==== RECORDS FOR PROCESSING

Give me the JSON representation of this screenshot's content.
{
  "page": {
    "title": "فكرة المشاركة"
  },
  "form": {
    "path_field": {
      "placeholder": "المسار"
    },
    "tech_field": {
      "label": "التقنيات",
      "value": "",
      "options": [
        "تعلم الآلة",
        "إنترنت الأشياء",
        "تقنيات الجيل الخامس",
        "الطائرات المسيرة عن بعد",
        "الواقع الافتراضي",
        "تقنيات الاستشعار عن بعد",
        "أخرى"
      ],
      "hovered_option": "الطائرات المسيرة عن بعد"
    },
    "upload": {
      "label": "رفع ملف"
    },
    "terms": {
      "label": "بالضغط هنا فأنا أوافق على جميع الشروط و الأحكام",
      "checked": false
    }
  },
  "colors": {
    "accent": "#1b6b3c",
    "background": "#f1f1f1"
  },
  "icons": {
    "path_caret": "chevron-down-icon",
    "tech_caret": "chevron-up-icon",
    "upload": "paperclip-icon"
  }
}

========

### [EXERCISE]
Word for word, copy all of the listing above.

### [ANSWER FOR THE TASK]
Give me the JSON representation of this screenshot's content.
{
  "page": {
    "title": "فكرة المشاركة"
  },
  "form": {
    "path_field": {
      "placeholder": "المسار"
    },
    "tech_field": {
      "label": "التقنيات",
      "value": "",
      "options": [
        "تعلم الآلة",
        "إنترنت الأشياء",
        "تقنيات الجيل الخامس",
        "الطائرات المسيرة عن بعد",
        "الواقع الافتراضي",
        "تقنيات الاستشعار عن بعد",
        "أخرى"
      ],
      "hovered_option": "الطائرات المسيرة عن بعد"
    },
    "upload": {
      "label": "رفع ملف"
    },
    "terms": {
      "label": "بالضغط هنا فأنا أوافق على جميع الشروط و الأحكام",
      "checked": false
    }
  },
  "colors": {
    "accent": "#1b6b3c",
    "background": "#f1f1f1"
  },
  "icons": {
    "path_caret": "chevron-down-icon",
    "tech_caret": "chevron-up-icon",
    "upload": "paperclip-icon"
  }
}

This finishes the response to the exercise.